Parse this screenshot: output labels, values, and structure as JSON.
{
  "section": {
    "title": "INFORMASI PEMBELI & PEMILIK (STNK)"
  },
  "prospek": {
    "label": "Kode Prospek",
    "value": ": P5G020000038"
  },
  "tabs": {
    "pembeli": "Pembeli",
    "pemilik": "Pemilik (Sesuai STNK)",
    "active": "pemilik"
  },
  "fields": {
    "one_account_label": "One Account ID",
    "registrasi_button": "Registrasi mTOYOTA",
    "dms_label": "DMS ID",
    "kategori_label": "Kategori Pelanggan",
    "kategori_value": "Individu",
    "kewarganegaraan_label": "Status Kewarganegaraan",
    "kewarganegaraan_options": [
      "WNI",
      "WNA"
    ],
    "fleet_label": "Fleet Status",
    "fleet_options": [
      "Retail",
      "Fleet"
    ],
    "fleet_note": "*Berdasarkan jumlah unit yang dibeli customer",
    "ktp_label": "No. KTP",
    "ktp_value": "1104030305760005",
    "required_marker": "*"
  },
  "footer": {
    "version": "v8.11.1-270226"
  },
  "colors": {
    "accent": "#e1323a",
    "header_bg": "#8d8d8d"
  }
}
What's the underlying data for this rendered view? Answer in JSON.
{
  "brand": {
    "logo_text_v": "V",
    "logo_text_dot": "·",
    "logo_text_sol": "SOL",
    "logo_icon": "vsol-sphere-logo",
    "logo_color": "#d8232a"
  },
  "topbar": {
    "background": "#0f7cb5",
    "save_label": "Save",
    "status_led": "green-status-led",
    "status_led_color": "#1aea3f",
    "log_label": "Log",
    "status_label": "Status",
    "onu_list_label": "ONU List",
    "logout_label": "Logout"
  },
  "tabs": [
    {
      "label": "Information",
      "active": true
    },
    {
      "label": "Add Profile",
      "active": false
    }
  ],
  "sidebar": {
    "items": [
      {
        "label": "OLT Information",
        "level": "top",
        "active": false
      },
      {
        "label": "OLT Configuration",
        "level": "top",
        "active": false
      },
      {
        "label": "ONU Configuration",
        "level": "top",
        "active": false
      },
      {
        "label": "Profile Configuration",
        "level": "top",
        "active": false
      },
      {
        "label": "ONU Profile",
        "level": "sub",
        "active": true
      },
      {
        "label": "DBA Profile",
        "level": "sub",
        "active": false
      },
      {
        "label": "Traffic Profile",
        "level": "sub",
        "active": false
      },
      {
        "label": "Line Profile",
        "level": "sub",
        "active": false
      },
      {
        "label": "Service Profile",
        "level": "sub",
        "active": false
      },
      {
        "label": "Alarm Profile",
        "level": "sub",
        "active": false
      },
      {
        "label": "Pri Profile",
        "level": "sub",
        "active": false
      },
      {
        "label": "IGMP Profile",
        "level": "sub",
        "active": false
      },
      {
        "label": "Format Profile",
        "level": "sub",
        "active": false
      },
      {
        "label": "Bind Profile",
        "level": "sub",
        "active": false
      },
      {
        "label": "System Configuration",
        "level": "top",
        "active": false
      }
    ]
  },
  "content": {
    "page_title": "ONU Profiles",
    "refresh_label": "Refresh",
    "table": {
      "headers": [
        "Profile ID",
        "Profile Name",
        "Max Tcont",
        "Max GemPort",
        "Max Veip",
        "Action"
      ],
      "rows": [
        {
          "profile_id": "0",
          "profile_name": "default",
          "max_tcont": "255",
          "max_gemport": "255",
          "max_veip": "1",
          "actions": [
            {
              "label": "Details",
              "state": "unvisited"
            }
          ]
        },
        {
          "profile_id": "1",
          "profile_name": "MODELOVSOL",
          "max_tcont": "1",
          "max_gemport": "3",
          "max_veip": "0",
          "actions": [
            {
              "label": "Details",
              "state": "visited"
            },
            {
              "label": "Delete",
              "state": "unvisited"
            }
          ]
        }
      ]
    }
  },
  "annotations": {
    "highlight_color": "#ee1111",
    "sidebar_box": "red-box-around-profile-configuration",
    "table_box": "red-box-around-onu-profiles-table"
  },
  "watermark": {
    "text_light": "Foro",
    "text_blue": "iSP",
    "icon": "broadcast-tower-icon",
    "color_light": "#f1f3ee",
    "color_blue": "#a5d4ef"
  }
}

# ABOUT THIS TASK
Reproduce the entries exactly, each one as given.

# EXERCISE RESULT
Parse this screenshot: output labels, values, and structure as JSON.
{
  "section": {
    "title": "INFORMASI PEMBELI & PEMILIK (STNK)"
  },
  "prospek": {
    "label": "Kode Prospek",
    "value": ": P5G020000038"
  },
  "tabs": {
    "pembeli": "Pembeli",
    "pemilik": "Pemilik (Sesuai STNK)",
    "active": "pemilik"
  },
  "fields": {
    "one_account_label": "One Account ID",
    "registrasi_button": "Registrasi mTOYOTA",
    "dms_label": "DMS ID",
    "kategori_label": "Kategori Pelanggan",
    "kategori_value": "Individu",
    "kewarganegaraan_label": "Status Kewarganegaraan",
    "kewarganegaraan_options": [
      "WNI",
      "WNA"
    ],
    "fleet_label": "Fleet Status",
    "fleet_options": [
      "Retail",
      "Fleet"
    ],
    "fleet_note": "*Berdasarkan jumlah unit yang dibeli customer",
    "ktp_label": "No. KTP",
    "ktp_value": "1104030305760005",
    "required_marker": "*"
  },
  "footer": {
    "version": "v8.11.1-270226"
  },
  "colors": {
    "accent": "#e1323a",
    "header_bg": "#8d8d8d"
  }
}
What's the underlying data for this rendered view? Answer in JSON.
{
  "brand": {
    "logo_text_v": "V",
    "logo_text_dot": "·",
    "logo_text_sol": "SOL",
    "logo_icon": "vsol-sphere-logo",
    "logo_color": "#d8232a"
  },
  "topbar": {
    "background": "#0f7cb5",
    "save_label": "Save",
    "status_led": "green-status-led",
    "status_led_color": "#1aea3f",
    "log_label": "Log",
    "status_label": "Status",
    "onu_list_label": "ONU List",
    "logout_label": "Logout"
  },
  "tabs": [
    {
      "label": "Information",
      "active": true
    },
    {
      "label": "Add Profile",
      "active": false
    }
  ],
  "sidebar": {
    "items": [
      {
        "label": "OLT Information",
        "level": "top",
        "active": false
      },
      {
        "label": "OLT Configuration",
        "level": "top",
        "active": false
      },
      {
        "label": "ONU Configuration",
        "level": "top",
        "active": false
      },
      {
        "label": "Profile Configuration",
        "level": "top",
        "active": false
      },
      {
        "label": "ONU Profile",
        "level": "sub",
        "active": true
      },
      {
        "label": "DBA Profile",
        "level": "sub",
        "active": false
      },
      {
        "label": "Traffic Profile",
        "level": "sub",
        "active": false
      },
      {
        "label": "Line Profile",
        "level": "sub",
        "active": false
      },
      {
        "label": "Service Profile",
        "level": "sub",
        "active": false
      },
      {
        "label": "Alarm Profile",
        "level": "sub",
        "active": false
      },
      {
        "label": "Pri Profile",
        "level": "sub",
        "active": false
      },
      {
        "label": "IGMP Profile",
        "level": "sub",
        "active": false
      },
      {
        "label": "Format Profile",
        "level": "sub",
        "active": false
      },
      {
        "label": "Bind Profile",
        "level": "sub",
        "active": false
      },
      {
        "label": "System Configuration",
        "level": "top",
        "active": false
      }
    ]
  },
  "content": {
    "page_title": "ONU Profiles",
    "refresh_label": "Refresh",
    "table": {
      "headers": [
        "Profile ID",
        "Profile Name",
        "Max Tcont",
        "Max GemPort",
        "Max Veip",
        "Action"
      ],
      "rows": [
        {
          "profile_id": "0",
          "profile_name": "default",
          "max_tcont": "255",
          "max_gemport": "255",
          "max_veip": "1",
          "actions": [
            {
              "label": "Details",
              "state": "unvisited"
            }
          ]
        },
        {
          "profile_id": "1",
          "profile_name": "MODELOVSOL",
          "max_tcont": "1",
          "max_gemport": "3",
          "max_veip": "0",
          "actions": [
            {
              "label": "Details",
              "state": "visited"
            },
            {
              "label": "Delete",
              "state": "unvisited"
            }
          ]
        }
      ]
    }
  },
  "annotations": {
    "highlight_color": "#ee1111",
    "sidebar_box": "red-box-around-profile-configuration",
    "table_box": "red-box-around-onu-profiles-table"
  },
  "watermark": {
    "text_light": "Foro",
    "text_blue": "iSP",
    "icon": "broadcast-tower-icon",
    "color_light": "#f1f3ee",
    "color_blue": "#a5d4ef"
  }
}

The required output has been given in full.